Christ it is about goddamn fucking time that Congress did something to overturn the Supreme Court’s decision in the Ledbetter case. I’m not going to go into the details of this, so read the Court’s finding if you want the details. Suffice to say, the Court’s narrow 5-4 decision struck a serious blow against equal pay for women, and what do you know, it was Alito, one of Bush’s appointees, who wrote the majority opinion.
On Friday, however, Congress voted to pass two laws that effectively overturned the Court’s decision in the Ledbetter case and made it harder for employers to pay women less for performing similar jobs as men do. However, the New York Times story I linked to suffers from the same syndrome that all mainstream reporting on Congressional activity do: it never even once actually tells you the bill number of the legislations passed, and nor does it provide links to those legislations on THOMAS.
But bagging on the New York Times is neither here nor there, so I’m going to provide the links to those legislation. H.R. 11 is the House resolution that essentially overturned the Supreme Court’s decision, and H.R. 12 is the House resolution that makes it harder to employers to pay women less for performing the same jobs as men do. Furthermore, what the New York Times story fails to mention is that those two legislations are considered under a special rules package, House Resolution 5, which stated that once H.R. 12 is passed, its text will be added to H.R. 11.

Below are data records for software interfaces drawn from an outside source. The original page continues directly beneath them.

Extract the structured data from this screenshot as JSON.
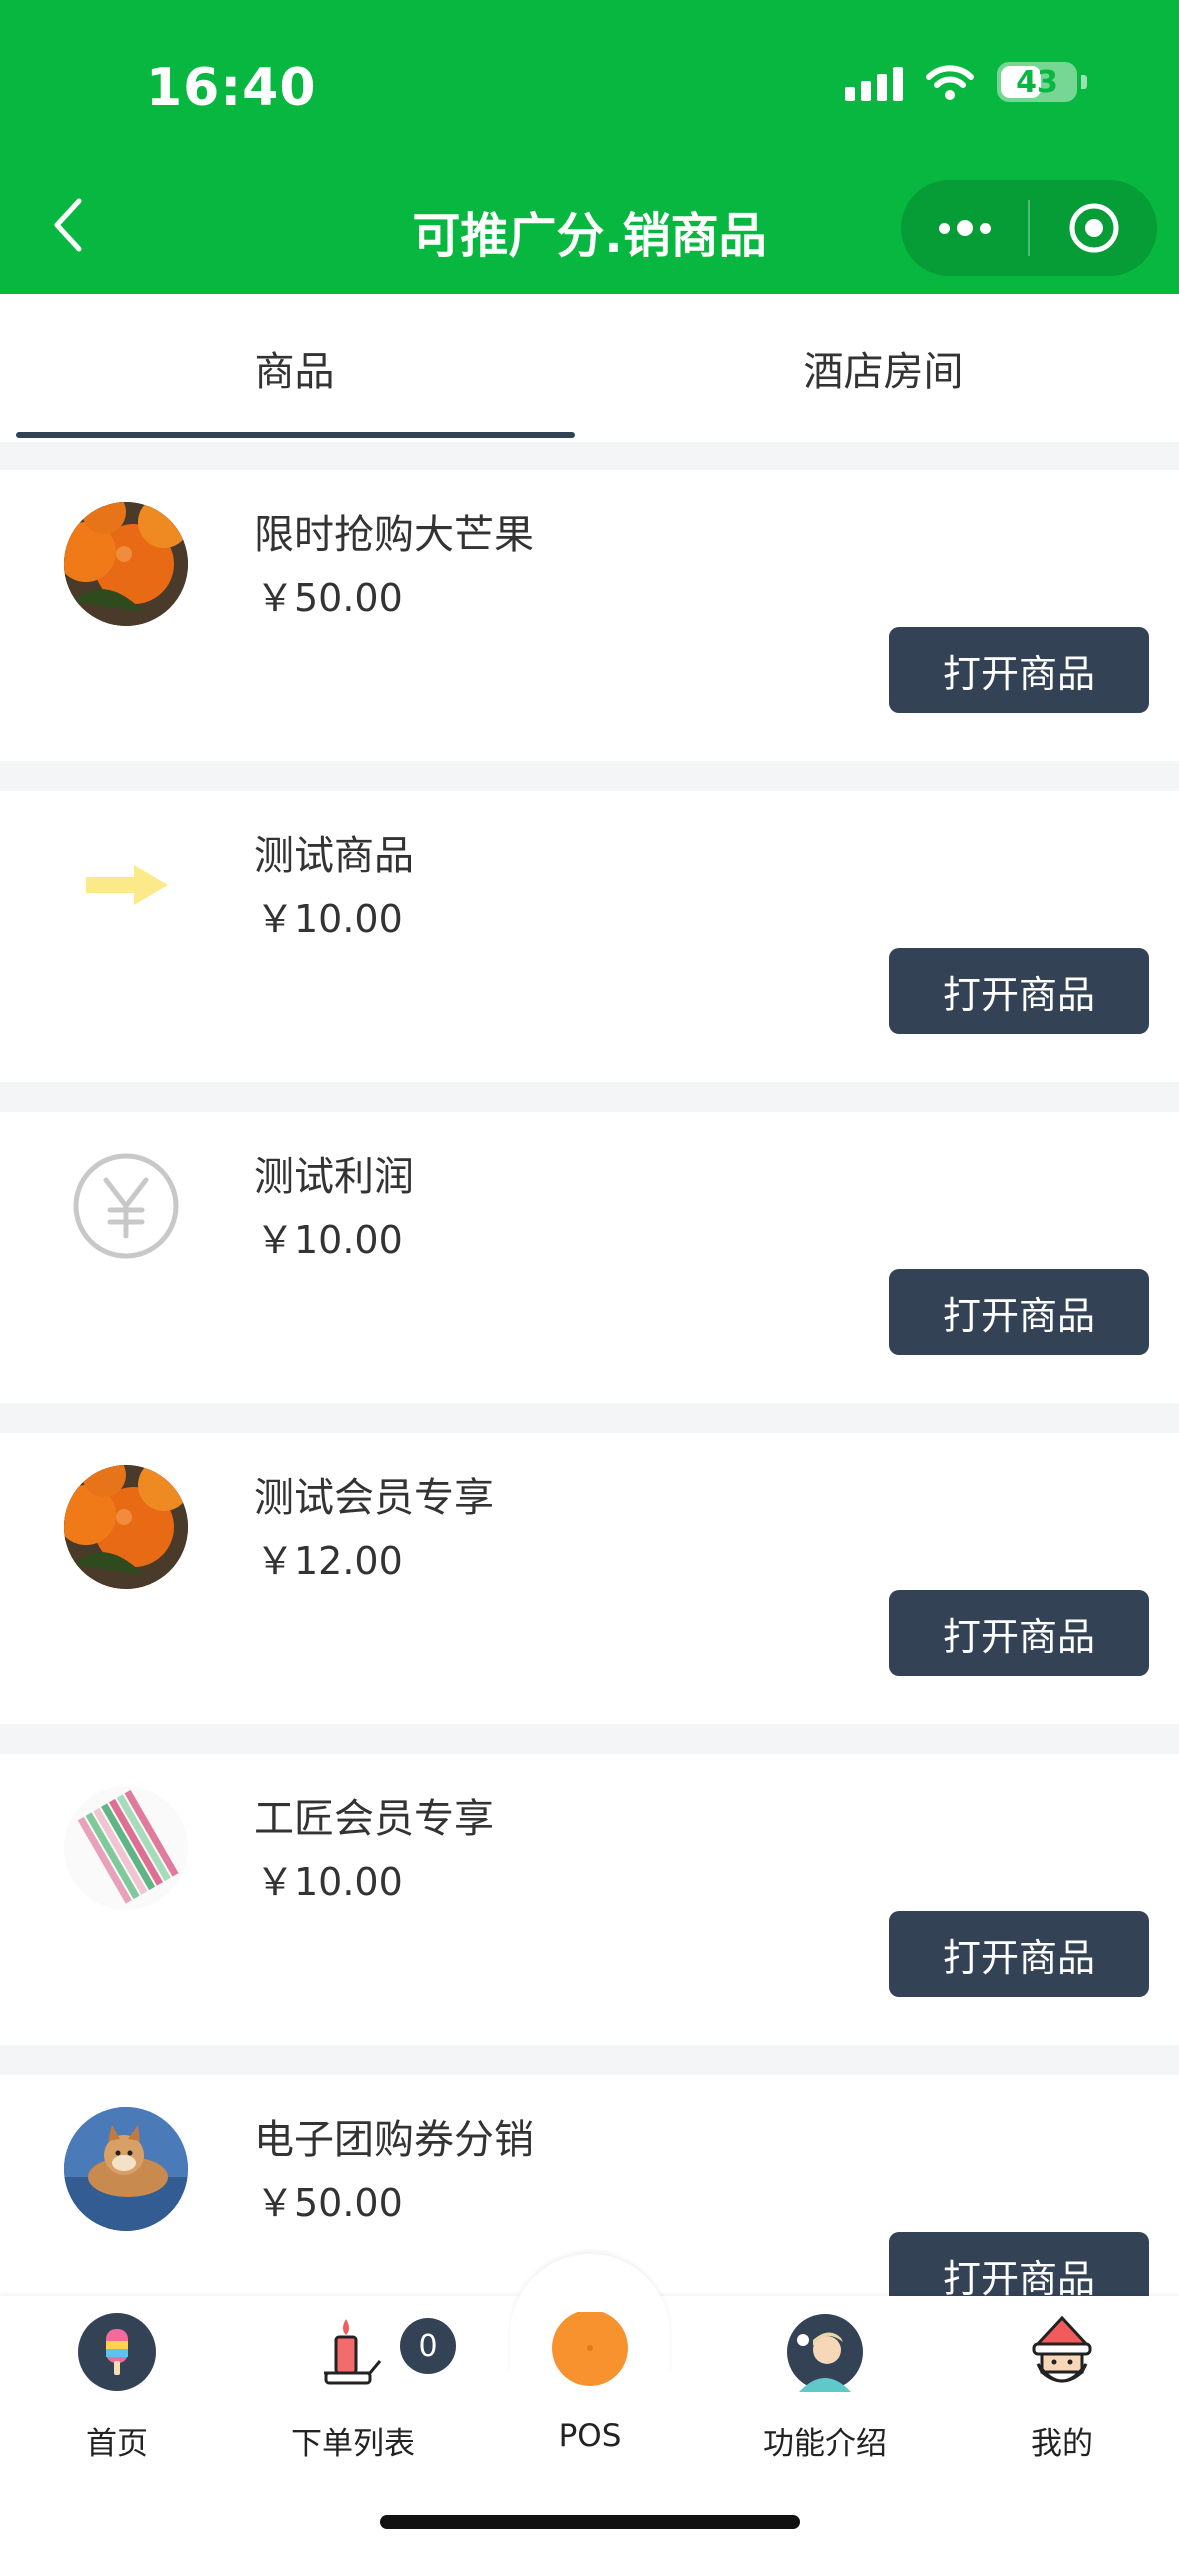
{
  "status_bar": {
    "time": "16:40",
    "battery": "43"
  },
  "nav": {
    "title": "可推广分.销商品"
  },
  "tabs": [
    {
      "label": "商品",
      "active": true
    },
    {
      "label": "酒店房间",
      "active": false
    }
  ],
  "products": [
    {
      "name": "限时抢购大芒果",
      "price": "￥50.00",
      "button": "打开商品",
      "icon": "oranges-photo"
    },
    {
      "name": "测试商品",
      "price": "￥10.00",
      "button": "打开商品",
      "icon": "arrow-right-icon"
    },
    {
      "name": "测试利润",
      "price": "￥10.00",
      "button": "打开商品",
      "icon": "yen-icon"
    },
    {
      "name": "测试会员专享",
      "price": "￥12.00",
      "button": "打开商品",
      "icon": "oranges-photo"
    },
    {
      "name": "工匠会员专享",
      "price": "￥10.00",
      "button": "打开商品",
      "icon": "pencils-photo"
    },
    {
      "name": "电子团购券分销",
      "price": "￥50.00",
      "button": "打开商品",
      "icon": "dog-photo"
    }
  ],
  "tabbar": {
    "items": [
      {
        "label": "首页",
        "icon": "popsicle-icon"
      },
      {
        "label": "下单列表",
        "icon": "candle-icon",
        "badge": "0"
      },
      {
        "label": "POS",
        "icon": "orange-dot-icon"
      },
      {
        "label": "功能介绍",
        "icon": "person-avatar-icon"
      },
      {
        "label": "我的",
        "icon": "santa-icon"
      }
    ]
  },
  "colors": {
    "brand_green": "#07b73f",
    "button_navy": "#344256"
  }
}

Why is knowing these procedural information important? Because institutions cannot function without rules, and rules to a large extent dictate what could or could not happen. Institutional rules, in other words, have a huge influence on the outcomes of the process. So if you know the rules, you can predict, with a fair degree of accuracy, what can or cannot happen with a certain legislation. And believe me, Congress fights tooth and nail over what rules are adopted for this very same reason.

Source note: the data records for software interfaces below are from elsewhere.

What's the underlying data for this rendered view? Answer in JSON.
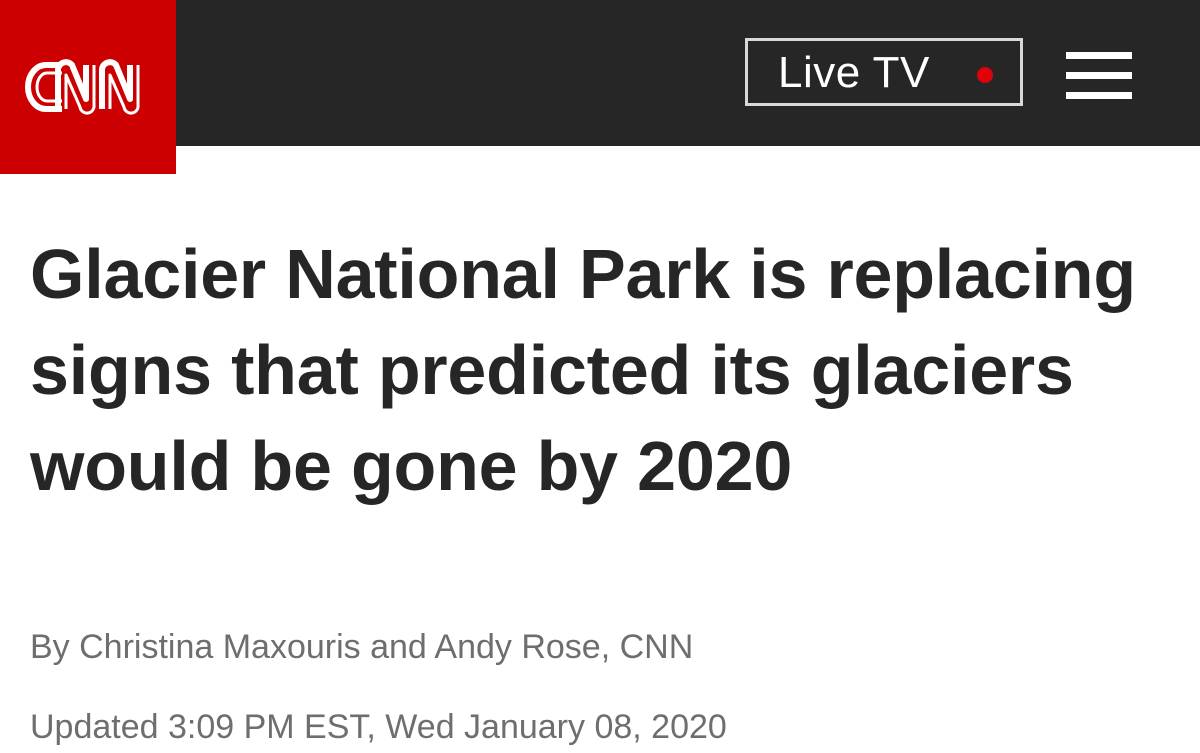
{
  "header": {
    "logo_text": "CNN",
    "live_tv_label": "Live TV",
    "live_indicator_color": "#e0000a",
    "brand_color": "#cc0000",
    "bar_color": "#262626",
    "menu_icon": "hamburger-menu-icon"
  },
  "article": {
    "headline": "Glacier National Park is replacing signs that predicted its glaciers would be gone by 2020",
    "byline": "By Christina Maxouris and Andy Rose, CNN",
    "updated": "Updated 3:09 PM EST, Wed January 08, 2020"
  }
}
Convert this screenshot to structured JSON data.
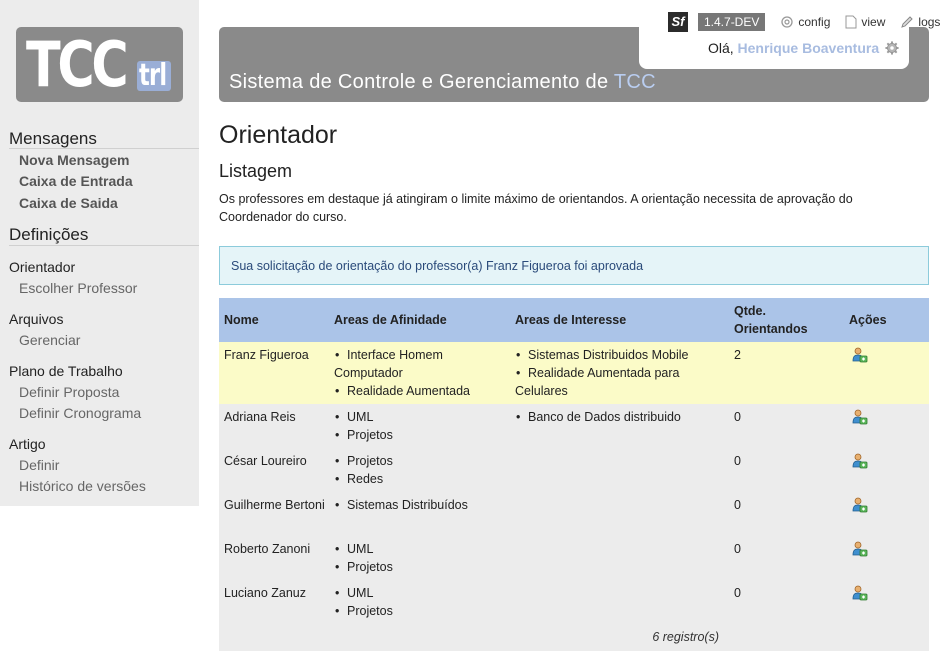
{
  "logo": {
    "main": "TCC",
    "suffix": "trl"
  },
  "sidebar": {
    "sections": [
      {
        "heading": "Mensagens",
        "links": [
          "Nova Mensagem",
          "Caixa de Entrada",
          "Caixa de Saida"
        ]
      },
      {
        "heading": "Definições"
      }
    ],
    "groups": [
      {
        "label": "Orientador",
        "links": [
          "Escolher Professor"
        ]
      },
      {
        "label": "Arquivos",
        "links": [
          "Gerenciar"
        ]
      },
      {
        "label": "Plano de Trabalho",
        "links": [
          "Definir Proposta",
          "Definir Cronograma"
        ]
      },
      {
        "label": "Artigo",
        "links": [
          "Definir",
          "Histórico de versões"
        ]
      }
    ]
  },
  "header": {
    "title_prefix": "Sistema de Controle e Gerenciamento de",
    "title_accent": "TCC",
    "greeting": "Olá,",
    "user_name": "Henrique Boaventura"
  },
  "debug_bar": {
    "logo": "Sf",
    "version": "1.4.7-DEV",
    "items": [
      "config",
      "view",
      "logs"
    ]
  },
  "page": {
    "title": "Orientador",
    "subtitle": "Listagem",
    "description": "Os professores em destaque já atingiram o limite máximo de orientandos. A orientação necessita de aprovação do Coordenador do curso.",
    "notice": "Sua solicitação de orientação do professor(a) Franz Figueroa foi aprovada"
  },
  "table": {
    "columns": [
      "Nome",
      "Areas de Afinidade",
      "Areas de Interesse",
      "Qtde. Orientandos",
      "Ações"
    ],
    "rows": [
      {
        "name": "Franz Figueroa",
        "affinity": [
          "Interface Homem Computador",
          "Realidade Aumentada"
        ],
        "interest": [
          "Sistemas Distribuidos Mobile",
          "Realidade Aumentada para Celulares"
        ],
        "count": "2",
        "highlight": true
      },
      {
        "name": "Adriana Reis",
        "affinity": [
          "UML",
          "Projetos"
        ],
        "interest": [
          "Banco de Dados distribuido"
        ],
        "count": "0",
        "highlight": false
      },
      {
        "name": "César Loureiro",
        "affinity": [
          "Projetos",
          "Redes"
        ],
        "interest": [],
        "count": "0",
        "highlight": false
      },
      {
        "name": "Guilherme Bertoni",
        "affinity": [
          "Sistemas Distribuídos"
        ],
        "interest": [],
        "count": "0",
        "highlight": false
      },
      {
        "name": "Roberto Zanoni",
        "affinity": [
          "UML",
          "Projetos"
        ],
        "interest": [],
        "count": "0",
        "highlight": false
      },
      {
        "name": "Luciano Zanuz",
        "affinity": [
          "UML",
          "Projetos"
        ],
        "interest": [],
        "count": "0",
        "highlight": false
      }
    ],
    "records": "6 registro(s)"
  },
  "icons": {
    "action": "add-user-icon",
    "gear": "gear-icon"
  },
  "colors": {
    "header_bg": "#8a8a8a",
    "accent": "#b9cdf0",
    "table_head": "#abc4e8",
    "highlight_row": "#fbfbc8",
    "notice_bg": "#e5f4f8",
    "notice_border": "#8ccbdb"
  }
}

Too bad the mainstream media never picks up on the importance of rules, and time and time again it fails to do its civic duty by informing citizens the sheer importance of rules. Oh well.
A prima facie examination of the connection between special interests and voting behavior, courtesty of Maplight.org (discliamer: I used to intern for them and I honestly believe they are performing an absolutely essentially function for the public) comes down to what I would expect: on average, special interests opposed to this bill gave on average $131,395 for members of Congress who voted against the bill and $71,655 to those who voted for it. Special interest favoring the bill gave on average $112,376 to each Member who voted for the bill and $6,611 to those who voted against it.
Of course, I’m not making any kind of causal claim here, but even this crude data should tell us something about how this bill will fare in the Senate, also known as the place where good bills go to die. If you notice, there is a huge disparity between how much each Member received for voting against special interests. Those interests who did not support the bill’s passage more than 10 times as much to members who voted againsted their interests, compared to how much special interests who did support the bill gave to their opposition.
What can we infer from this? First, as the data shows, the special interests who opposed the bill’s passage are overwhelmingly business-oriented interests. And historically, these type of interests have always had more money to gave than just about every other special interests. We can make sense of the data by thinking about cost constraints: because business interests have much more money to give, they can afford to give more to everyone, including those members of Congress who voted against them in this instance. This way, they are essentially paying to make sure that they are good terms with everyone, something that the other side is clearly not able to do.
Thus, when this bill goes to the Senate, you can expect special interests opposed to this bill can and will give much more than their counter-parts to Senators. And since money gets you access, these interests will have more and better access. So what does this translate into: either a watered-down version of the bill that loses much of its bite, or the bill in its original form will not get the 60 votes required for cloture. But given the current political climate, the first option is more likely.